■ Excerpted records:
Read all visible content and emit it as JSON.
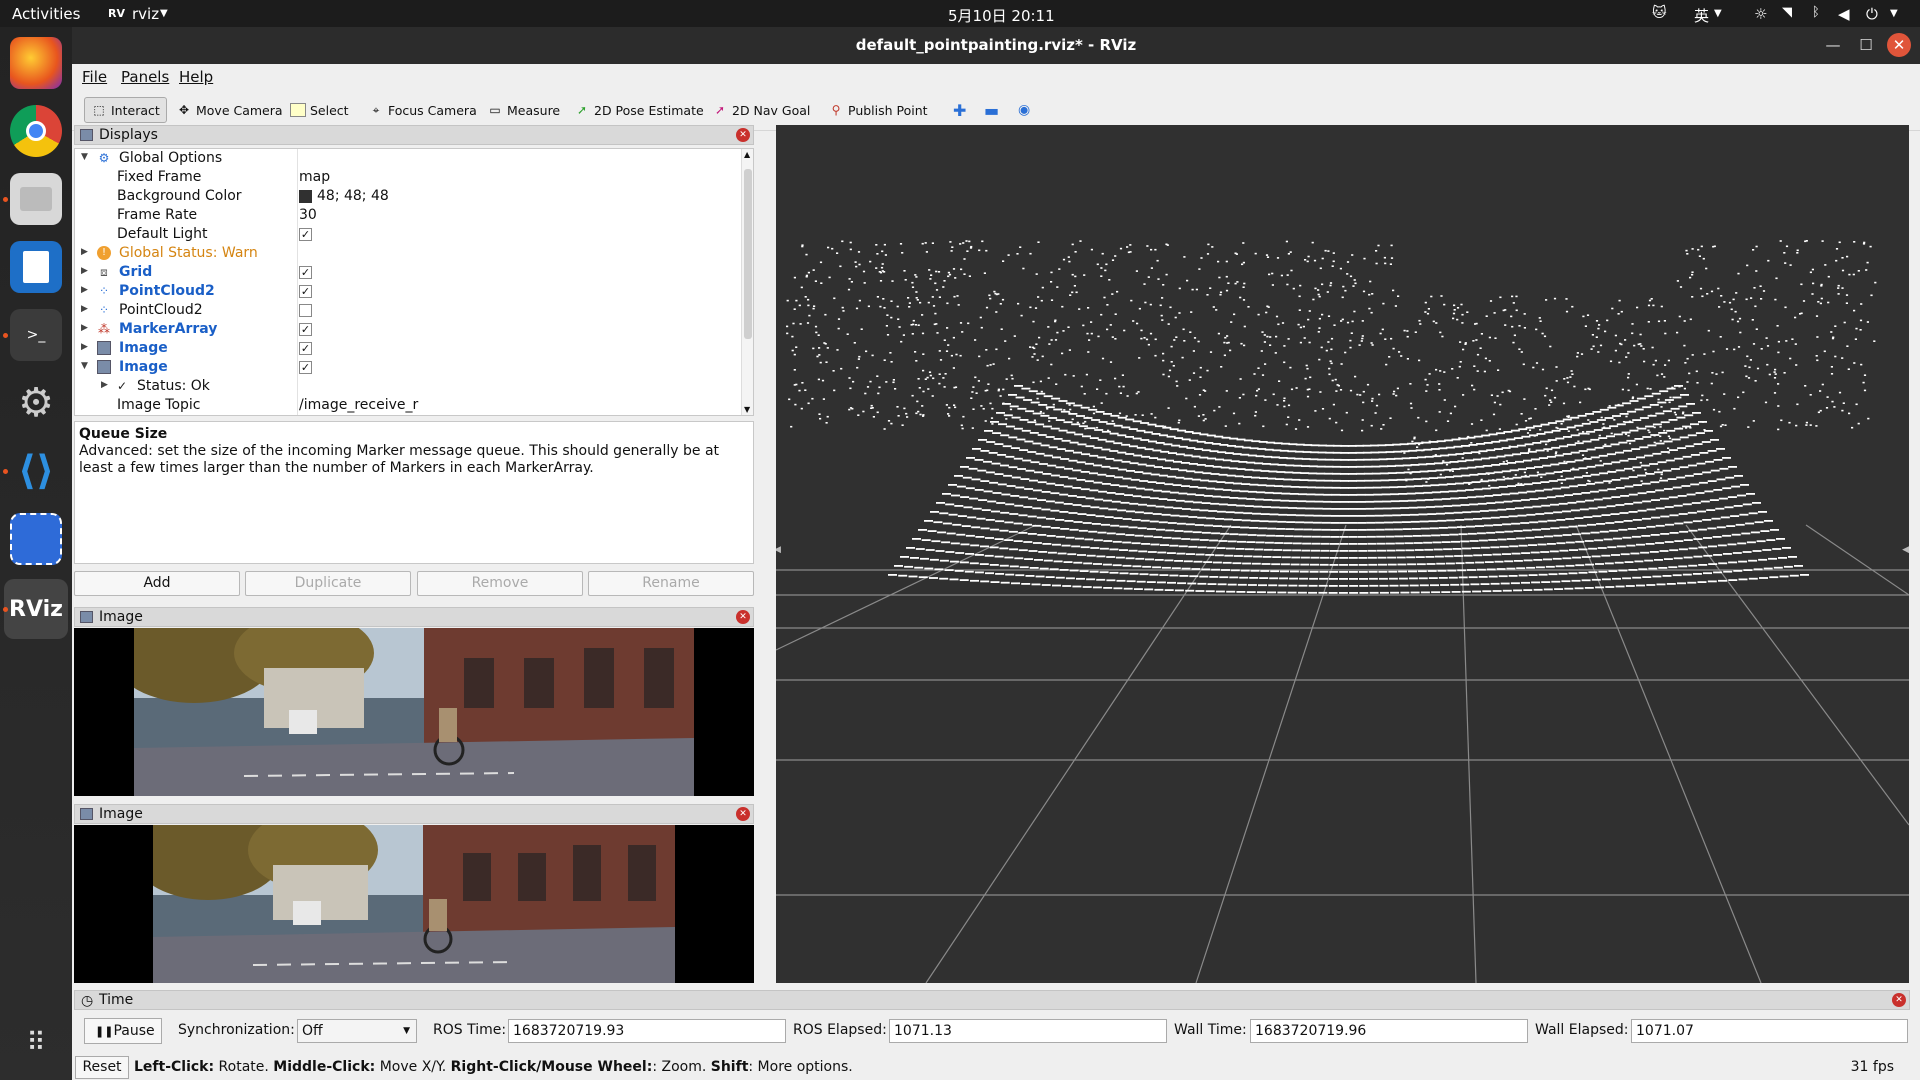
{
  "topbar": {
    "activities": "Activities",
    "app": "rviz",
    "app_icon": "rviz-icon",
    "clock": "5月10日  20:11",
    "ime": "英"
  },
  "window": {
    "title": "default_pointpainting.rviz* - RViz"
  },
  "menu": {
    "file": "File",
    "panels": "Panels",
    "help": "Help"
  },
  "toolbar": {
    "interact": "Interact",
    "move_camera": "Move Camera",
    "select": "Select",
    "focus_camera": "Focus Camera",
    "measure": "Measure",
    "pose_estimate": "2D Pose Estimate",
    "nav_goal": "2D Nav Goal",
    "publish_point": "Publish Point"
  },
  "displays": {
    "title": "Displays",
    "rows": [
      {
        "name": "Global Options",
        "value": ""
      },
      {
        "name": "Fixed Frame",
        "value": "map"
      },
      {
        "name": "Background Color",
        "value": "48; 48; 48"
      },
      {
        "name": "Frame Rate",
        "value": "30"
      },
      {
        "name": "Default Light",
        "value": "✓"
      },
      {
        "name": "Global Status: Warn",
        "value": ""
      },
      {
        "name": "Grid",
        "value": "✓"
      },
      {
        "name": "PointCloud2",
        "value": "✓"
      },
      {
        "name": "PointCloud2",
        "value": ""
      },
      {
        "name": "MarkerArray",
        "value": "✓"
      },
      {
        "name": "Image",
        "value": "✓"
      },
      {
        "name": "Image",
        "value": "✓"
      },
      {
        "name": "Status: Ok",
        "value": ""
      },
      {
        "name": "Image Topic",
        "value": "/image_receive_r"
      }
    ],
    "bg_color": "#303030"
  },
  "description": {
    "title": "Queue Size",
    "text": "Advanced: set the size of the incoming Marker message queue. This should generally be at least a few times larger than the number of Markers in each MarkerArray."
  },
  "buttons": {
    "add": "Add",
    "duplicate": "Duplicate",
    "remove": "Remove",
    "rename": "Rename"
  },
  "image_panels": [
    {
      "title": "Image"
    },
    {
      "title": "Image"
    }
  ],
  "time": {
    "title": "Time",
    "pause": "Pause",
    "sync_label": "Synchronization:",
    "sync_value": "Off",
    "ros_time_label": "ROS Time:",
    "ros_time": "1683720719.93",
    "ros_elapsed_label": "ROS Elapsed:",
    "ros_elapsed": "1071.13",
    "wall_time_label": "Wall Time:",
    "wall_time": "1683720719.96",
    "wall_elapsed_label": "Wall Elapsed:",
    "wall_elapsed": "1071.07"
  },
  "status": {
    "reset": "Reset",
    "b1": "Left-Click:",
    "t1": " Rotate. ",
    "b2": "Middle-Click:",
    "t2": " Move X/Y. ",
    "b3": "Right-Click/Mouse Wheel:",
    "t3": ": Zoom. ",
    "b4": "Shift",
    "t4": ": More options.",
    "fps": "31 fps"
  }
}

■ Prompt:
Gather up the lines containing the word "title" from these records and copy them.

■ Response to this task:
    "title": "default_pointpainting.rviz* - RViz"
    "title": "Displays",
    "title": "Queue Size",
      "title": "Image"
      "title": "Image"
    "title": "Time",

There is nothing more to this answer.